While CF is an evolving disease, the health care issues of the CF patient population are evolving as well.
“Some of our older patients, I think, are from an era where they didn’t really expect to live past their twenties and now some of them are in their forties and fifties, which is amazing,” says Afseth. “But with that comes its own impacts and over the years we’ve seen increased mental health issues with our patients. There’s a lot of treatment burden and stress when dealing with a chronic illness and sometimes CF patients are dealing with more than one. On top of that, they’re trying to balance work with a social life and care requirements. It can be a lot to deal with.”

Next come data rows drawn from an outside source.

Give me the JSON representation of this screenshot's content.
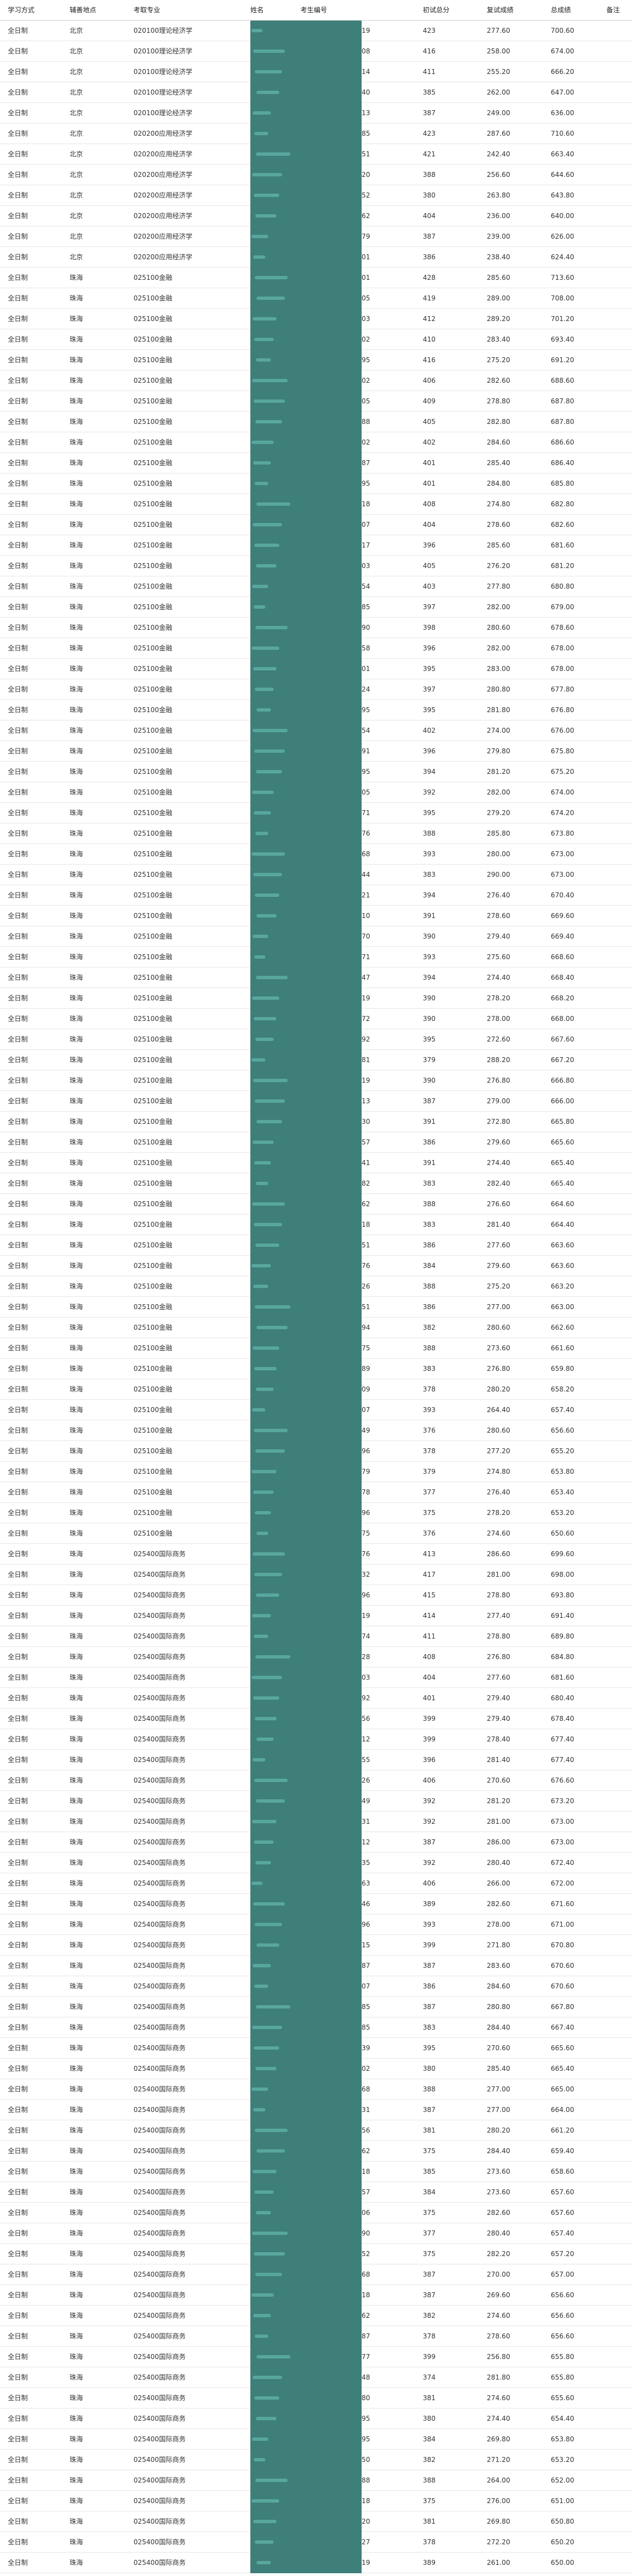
{
  "table": {
    "headers": {
      "mode": "学习方式",
      "location": "辅善地点",
      "major": "考取专业",
      "name": "姓名",
      "exam_id": "考生编号",
      "initial": "初试总分",
      "retest": "复试成绩",
      "total": "总成绩",
      "note": "备注"
    },
    "rows": [
      [
        "全日制",
        "北京",
        "020100理论经济学",
        "19",
        "423",
        "277.60",
        "700.60"
      ],
      [
        "全日制",
        "北京",
        "020100理论经济学",
        "08",
        "416",
        "258.00",
        "674.00"
      ],
      [
        "全日制",
        "北京",
        "020100理论经济学",
        "14",
        "411",
        "255.20",
        "666.20"
      ],
      [
        "全日制",
        "北京",
        "020100理论经济学",
        "40",
        "385",
        "262.00",
        "647.00"
      ],
      [
        "全日制",
        "北京",
        "020100理论经济学",
        "13",
        "387",
        "249.00",
        "636.00"
      ],
      [
        "全日制",
        "北京",
        "020200应用经济学",
        "85",
        "423",
        "287.60",
        "710.60"
      ],
      [
        "全日制",
        "北京",
        "020200应用经济学",
        "51",
        "421",
        "242.40",
        "663.40"
      ],
      [
        "全日制",
        "北京",
        "020200应用经济学",
        "20",
        "388",
        "256.60",
        "644.60"
      ],
      [
        "全日制",
        "北京",
        "020200应用经济学",
        "52",
        "380",
        "263.80",
        "643.80"
      ],
      [
        "全日制",
        "北京",
        "020200应用经济学",
        "62",
        "404",
        "236.00",
        "640.00"
      ],
      [
        "全日制",
        "北京",
        "020200应用经济学",
        "79",
        "387",
        "239.00",
        "626.00"
      ],
      [
        "全日制",
        "北京",
        "020200应用经济学",
        "01",
        "386",
        "238.40",
        "624.40"
      ],
      [
        "全日制",
        "珠海",
        "025100金融",
        "01",
        "428",
        "285.60",
        "713.60"
      ],
      [
        "全日制",
        "珠海",
        "025100金融",
        "05",
        "419",
        "289.00",
        "708.00"
      ],
      [
        "全日制",
        "珠海",
        "025100金融",
        "03",
        "412",
        "289.20",
        "701.20"
      ],
      [
        "全日制",
        "珠海",
        "025100金融",
        "02",
        "410",
        "283.40",
        "693.40"
      ],
      [
        "全日制",
        "珠海",
        "025100金融",
        "95",
        "416",
        "275.20",
        "691.20"
      ],
      [
        "全日制",
        "珠海",
        "025100金融",
        "02",
        "406",
        "282.60",
        "688.60"
      ],
      [
        "全日制",
        "珠海",
        "025100金融",
        "05",
        "409",
        "278.80",
        "687.80"
      ],
      [
        "全日制",
        "珠海",
        "025100金融",
        "88",
        "405",
        "282.80",
        "687.80"
      ],
      [
        "全日制",
        "珠海",
        "025100金融",
        "02",
        "402",
        "284.60",
        "686.60"
      ],
      [
        "全日制",
        "珠海",
        "025100金融",
        "87",
        "401",
        "285.40",
        "686.40"
      ],
      [
        "全日制",
        "珠海",
        "025100金融",
        "95",
        "401",
        "284.80",
        "685.80"
      ],
      [
        "全日制",
        "珠海",
        "025100金融",
        "18",
        "408",
        "274.80",
        "682.80"
      ],
      [
        "全日制",
        "珠海",
        "025100金融",
        "07",
        "404",
        "278.60",
        "682.60"
      ],
      [
        "全日制",
        "珠海",
        "025100金融",
        "17",
        "396",
        "285.60",
        "681.60"
      ],
      [
        "全日制",
        "珠海",
        "025100金融",
        "03",
        "405",
        "276.20",
        "681.20"
      ],
      [
        "全日制",
        "珠海",
        "025100金融",
        "54",
        "403",
        "277.80",
        "680.80"
      ],
      [
        "全日制",
        "珠海",
        "025100金融",
        "85",
        "397",
        "282.00",
        "679.00"
      ],
      [
        "全日制",
        "珠海",
        "025100金融",
        "90",
        "398",
        "280.60",
        "678.60"
      ],
      [
        "全日制",
        "珠海",
        "025100金融",
        "58",
        "396",
        "282.00",
        "678.00"
      ],
      [
        "全日制",
        "珠海",
        "025100金融",
        "01",
        "395",
        "283.00",
        "678.00"
      ],
      [
        "全日制",
        "珠海",
        "025100金融",
        "24",
        "397",
        "280.80",
        "677.80"
      ],
      [
        "全日制",
        "珠海",
        "025100金融",
        "95",
        "395",
        "281.80",
        "676.80"
      ],
      [
        "全日制",
        "珠海",
        "025100金融",
        "54",
        "402",
        "274.00",
        "676.00"
      ],
      [
        "全日制",
        "珠海",
        "025100金融",
        "91",
        "396",
        "279.80",
        "675.80"
      ],
      [
        "全日制",
        "珠海",
        "025100金融",
        "95",
        "394",
        "281.20",
        "675.20"
      ],
      [
        "全日制",
        "珠海",
        "025100金融",
        "05",
        "392",
        "282.00",
        "674.00"
      ],
      [
        "全日制",
        "珠海",
        "025100金融",
        "71",
        "395",
        "279.20",
        "674.20"
      ],
      [
        "全日制",
        "珠海",
        "025100金融",
        "76",
        "388",
        "285.80",
        "673.80"
      ],
      [
        "全日制",
        "珠海",
        "025100金融",
        "68",
        "393",
        "280.00",
        "673.00"
      ],
      [
        "全日制",
        "珠海",
        "025100金融",
        "44",
        "383",
        "290.00",
        "673.00"
      ],
      [
        "全日制",
        "珠海",
        "025100金融",
        "21",
        "394",
        "276.40",
        "670.40"
      ],
      [
        "全日制",
        "珠海",
        "025100金融",
        "10",
        "391",
        "278.60",
        "669.60"
      ],
      [
        "全日制",
        "珠海",
        "025100金融",
        "70",
        "390",
        "279.40",
        "669.40"
      ],
      [
        "全日制",
        "珠海",
        "025100金融",
        "71",
        "393",
        "275.60",
        "668.60"
      ],
      [
        "全日制",
        "珠海",
        "025100金融",
        "47",
        "394",
        "274.40",
        "668.40"
      ],
      [
        "全日制",
        "珠海",
        "025100金融",
        "19",
        "390",
        "278.20",
        "668.20"
      ],
      [
        "全日制",
        "珠海",
        "025100金融",
        "72",
        "390",
        "278.00",
        "668.00"
      ],
      [
        "全日制",
        "珠海",
        "025100金融",
        "92",
        "395",
        "272.60",
        "667.60"
      ],
      [
        "全日制",
        "珠海",
        "025100金融",
        "81",
        "379",
        "288.20",
        "667.20"
      ],
      [
        "全日制",
        "珠海",
        "025100金融",
        "19",
        "390",
        "276.80",
        "666.80"
      ],
      [
        "全日制",
        "珠海",
        "025100金融",
        "13",
        "387",
        "279.00",
        "666.00"
      ],
      [
        "全日制",
        "珠海",
        "025100金融",
        "30",
        "391",
        "272.80",
        "665.80"
      ],
      [
        "全日制",
        "珠海",
        "025100金融",
        "57",
        "386",
        "279.60",
        "665.60"
      ],
      [
        "全日制",
        "珠海",
        "025100金融",
        "41",
        "391",
        "274.40",
        "665.40"
      ],
      [
        "全日制",
        "珠海",
        "025100金融",
        "82",
        "383",
        "282.40",
        "665.40"
      ],
      [
        "全日制",
        "珠海",
        "025100金融",
        "62",
        "388",
        "276.60",
        "664.60"
      ],
      [
        "全日制",
        "珠海",
        "025100金融",
        "18",
        "383",
        "281.40",
        "664.40"
      ],
      [
        "全日制",
        "珠海",
        "025100金融",
        "51",
        "386",
        "277.60",
        "663.60"
      ],
      [
        "全日制",
        "珠海",
        "025100金融",
        "76",
        "384",
        "279.60",
        "663.60"
      ],
      [
        "全日制",
        "珠海",
        "025100金融",
        "26",
        "388",
        "275.20",
        "663.20"
      ],
      [
        "全日制",
        "珠海",
        "025100金融",
        "51",
        "386",
        "277.00",
        "663.00"
      ],
      [
        "全日制",
        "珠海",
        "025100金融",
        "94",
        "382",
        "280.60",
        "662.60"
      ],
      [
        "全日制",
        "珠海",
        "025100金融",
        "75",
        "388",
        "273.60",
        "661.60"
      ],
      [
        "全日制",
        "珠海",
        "025100金融",
        "89",
        "383",
        "276.80",
        "659.80"
      ],
      [
        "全日制",
        "珠海",
        "025100金融",
        "09",
        "378",
        "280.20",
        "658.20"
      ],
      [
        "全日制",
        "珠海",
        "025100金融",
        "07",
        "393",
        "264.40",
        "657.40"
      ],
      [
        "全日制",
        "珠海",
        "025100金融",
        "49",
        "376",
        "280.60",
        "656.60"
      ],
      [
        "全日制",
        "珠海",
        "025100金融",
        "96",
        "378",
        "277.20",
        "655.20"
      ],
      [
        "全日制",
        "珠海",
        "025100金融",
        "79",
        "379",
        "274.80",
        "653.80"
      ],
      [
        "全日制",
        "珠海",
        "025100金融",
        "78",
        "377",
        "276.40",
        "653.40"
      ],
      [
        "全日制",
        "珠海",
        "025100金融",
        "96",
        "375",
        "278.20",
        "653.20"
      ],
      [
        "全日制",
        "珠海",
        "025100金融",
        "75",
        "376",
        "274.60",
        "650.60"
      ],
      [
        "全日制",
        "珠海",
        "025400国际商务",
        "76",
        "413",
        "286.60",
        "699.60"
      ],
      [
        "全日制",
        "珠海",
        "025400国际商务",
        "32",
        "417",
        "281.00",
        "698.00"
      ],
      [
        "全日制",
        "珠海",
        "025400国际商务",
        "96",
        "415",
        "278.80",
        "693.80"
      ],
      [
        "全日制",
        "珠海",
        "025400国际商务",
        "19",
        "414",
        "277.40",
        "691.40"
      ],
      [
        "全日制",
        "珠海",
        "025400国际商务",
        "74",
        "411",
        "278.80",
        "689.80"
      ],
      [
        "全日制",
        "珠海",
        "025400国际商务",
        "28",
        "408",
        "276.80",
        "684.80"
      ],
      [
        "全日制",
        "珠海",
        "025400国际商务",
        "03",
        "404",
        "277.60",
        "681.60"
      ],
      [
        "全日制",
        "珠海",
        "025400国际商务",
        "92",
        "401",
        "279.40",
        "680.40"
      ],
      [
        "全日制",
        "珠海",
        "025400国际商务",
        "56",
        "399",
        "279.40",
        "678.40"
      ],
      [
        "全日制",
        "珠海",
        "025400国际商务",
        "12",
        "399",
        "278.40",
        "677.40"
      ],
      [
        "全日制",
        "珠海",
        "025400国际商务",
        "55",
        "396",
        "281.40",
        "677.40"
      ],
      [
        "全日制",
        "珠海",
        "025400国际商务",
        "26",
        "406",
        "270.60",
        "676.60"
      ],
      [
        "全日制",
        "珠海",
        "025400国际商务",
        "49",
        "392",
        "281.20",
        "673.20"
      ],
      [
        "全日制",
        "珠海",
        "025400国际商务",
        "31",
        "392",
        "281.00",
        "673.00"
      ],
      [
        "全日制",
        "珠海",
        "025400国际商务",
        "12",
        "387",
        "286.00",
        "673.00"
      ],
      [
        "全日制",
        "珠海",
        "025400国际商务",
        "35",
        "392",
        "280.40",
        "672.40"
      ],
      [
        "全日制",
        "珠海",
        "025400国际商务",
        "63",
        "406",
        "266.00",
        "672.00"
      ],
      [
        "全日制",
        "珠海",
        "025400国际商务",
        "46",
        "389",
        "282.60",
        "671.60"
      ],
      [
        "全日制",
        "珠海",
        "025400国际商务",
        "96",
        "393",
        "278.00",
        "671.00"
      ],
      [
        "全日制",
        "珠海",
        "025400国际商务",
        "15",
        "399",
        "271.80",
        "670.80"
      ],
      [
        "全日制",
        "珠海",
        "025400国际商务",
        "87",
        "387",
        "283.60",
        "670.60"
      ],
      [
        "全日制",
        "珠海",
        "025400国际商务",
        "07",
        "386",
        "284.60",
        "670.60"
      ],
      [
        "全日制",
        "珠海",
        "025400国际商务",
        "85",
        "387",
        "280.80",
        "667.80"
      ],
      [
        "全日制",
        "珠海",
        "025400国际商务",
        "85",
        "383",
        "284.40",
        "667.40"
      ],
      [
        "全日制",
        "珠海",
        "025400国际商务",
        "39",
        "395",
        "270.60",
        "665.60"
      ],
      [
        "全日制",
        "珠海",
        "025400国际商务",
        "02",
        "380",
        "285.40",
        "665.40"
      ],
      [
        "全日制",
        "珠海",
        "025400国际商务",
        "68",
        "388",
        "277.00",
        "665.00"
      ],
      [
        "全日制",
        "珠海",
        "025400国际商务",
        "31",
        "387",
        "277.00",
        "664.00"
      ],
      [
        "全日制",
        "珠海",
        "025400国际商务",
        "56",
        "381",
        "280.20",
        "661.20"
      ],
      [
        "全日制",
        "珠海",
        "025400国际商务",
        "62",
        "375",
        "284.40",
        "659.40"
      ],
      [
        "全日制",
        "珠海",
        "025400国际商务",
        "18",
        "385",
        "273.60",
        "658.60"
      ],
      [
        "全日制",
        "珠海",
        "025400国际商务",
        "57",
        "384",
        "273.60",
        "657.60"
      ],
      [
        "全日制",
        "珠海",
        "025400国际商务",
        "06",
        "375",
        "282.60",
        "657.60"
      ],
      [
        "全日制",
        "珠海",
        "025400国际商务",
        "90",
        "377",
        "280.40",
        "657.40"
      ],
      [
        "全日制",
        "珠海",
        "025400国际商务",
        "52",
        "375",
        "282.20",
        "657.20"
      ],
      [
        "全日制",
        "珠海",
        "025400国际商务",
        "68",
        "387",
        "270.00",
        "657.00"
      ],
      [
        "全日制",
        "珠海",
        "025400国际商务",
        "18",
        "387",
        "269.60",
        "656.60"
      ],
      [
        "全日制",
        "珠海",
        "025400国际商务",
        "62",
        "382",
        "274.60",
        "656.60"
      ],
      [
        "全日制",
        "珠海",
        "025400国际商务",
        "87",
        "378",
        "278.60",
        "656.60"
      ],
      [
        "全日制",
        "珠海",
        "025400国际商务",
        "77",
        "399",
        "256.80",
        "655.80"
      ],
      [
        "全日制",
        "珠海",
        "025400国际商务",
        "48",
        "374",
        "281.80",
        "655.80"
      ],
      [
        "全日制",
        "珠海",
        "025400国际商务",
        "80",
        "381",
        "274.60",
        "655.60"
      ],
      [
        "全日制",
        "珠海",
        "025400国际商务",
        "95",
        "380",
        "274.40",
        "654.40"
      ],
      [
        "全日制",
        "珠海",
        "025400国际商务",
        "95",
        "384",
        "269.80",
        "653.80"
      ],
      [
        "全日制",
        "珠海",
        "025400国际商务",
        "50",
        "382",
        "271.20",
        "653.20"
      ],
      [
        "全日制",
        "珠海",
        "025400国际商务",
        "88",
        "388",
        "264.00",
        "652.00"
      ],
      [
        "全日制",
        "珠海",
        "025400国际商务",
        "18",
        "375",
        "276.00",
        "651.00"
      ],
      [
        "全日制",
        "珠海",
        "025400国际商务",
        "20",
        "381",
        "269.80",
        "650.80"
      ],
      [
        "全日制",
        "珠海",
        "025400国际商务",
        "27",
        "378",
        "272.20",
        "650.20"
      ],
      [
        "全日制",
        "珠海",
        "025400国际商务",
        "19",
        "389",
        "261.00",
        "650.00"
      ]
    ]
  }
}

That’s why the team has a psychiatrist and social worker involved in the clinic to help with those struggles.
“Having a chronic disease is a burden and can lead to stress,” says clinic social worker Tracy Pytlowany. “Research tells us that anxiety and depression are common issues that arise in this part of the population. Social workers can provide support and link people to resources in their home community, making referrals to community supports as needed. We can also help patients with applications for disability, in case they need to take time off work due to illness, and offer support to both patients and their families during difficult times.”
Pytlowany believes firmly in the effectiveness of the team approach of this clinic.
“Seeing patients through life transitions is highly rewarding and allows you to build a relationship with the patient over time, something that’s not usually possible in an acute care environment,” she notes.
Helping CF patients find that balance and live a normal, productive life is what this team strives for.
“I think seeing a patient manage to balance their health as well as their personal goals is incredibly rewarding,” says Dr. Tam. “It’s just fantastic to see a patient achieve life milestones, whether it’s getting their dream job, getting married, or having a child, while still finding ways to follow through with their own treatment plans.”
And that balance is what Hamilton is striving for too. In addition to being a mom to Hailey – a very active little girl – Hamilton also works full time and volunteers with the Saskatchewan Health Authority as a patient and family advisor.
“Trying to keep healthy can be a challenge, given the evolution and escalation of the disease,” says Hamilton. “Just when you think you’re stable in one area, another thing hits you, so it’s helpful for me to just be able to come here, to this team, and know that I’ll be taken care of.”